* About this exercise: Every line in the records below with the string "label" needs to be copied out.

* Data listing:
######
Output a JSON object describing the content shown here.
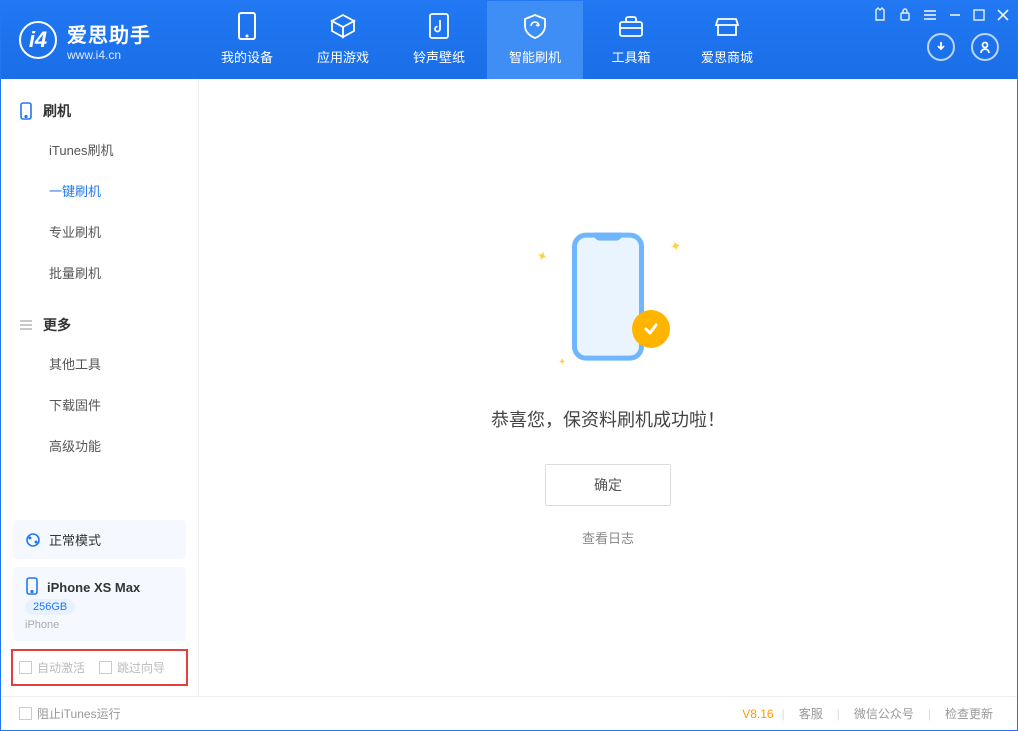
{
  "app": {
    "title": "爱思助手",
    "subtitle": "www.i4.cn"
  },
  "nav": {
    "items": [
      {
        "label": "我的设备"
      },
      {
        "label": "应用游戏"
      },
      {
        "label": "铃声壁纸"
      },
      {
        "label": "智能刷机"
      },
      {
        "label": "工具箱"
      },
      {
        "label": "爱思商城"
      }
    ],
    "active_index": 3
  },
  "sidebar": {
    "section1": {
      "title": "刷机",
      "items": [
        "iTunes刷机",
        "一键刷机",
        "专业刷机",
        "批量刷机"
      ],
      "selected_index": 1
    },
    "section2": {
      "title": "更多",
      "items": [
        "其他工具",
        "下载固件",
        "高级功能"
      ]
    },
    "mode": "正常模式",
    "device": {
      "name": "iPhone XS Max",
      "capacity": "256GB",
      "type": "iPhone"
    },
    "checkboxes": {
      "auto_activate": "自动激活",
      "skip_wizard": "跳过向导"
    }
  },
  "main": {
    "success_message": "恭喜您，保资料刷机成功啦！",
    "ok_button": "确定",
    "view_log": "查看日志"
  },
  "footer": {
    "prevent_itunes": "阻止iTunes运行",
    "version": "V8.16",
    "links": [
      "客服",
      "微信公众号",
      "检查更新"
    ]
  }
}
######
* Your solution:
        "label": "我的设备"
        "label": "应用游戏"
        "label": "铃声壁纸"
        "label": "智能刷机"
        "label": "工具箱"
        "label": "爱思商城"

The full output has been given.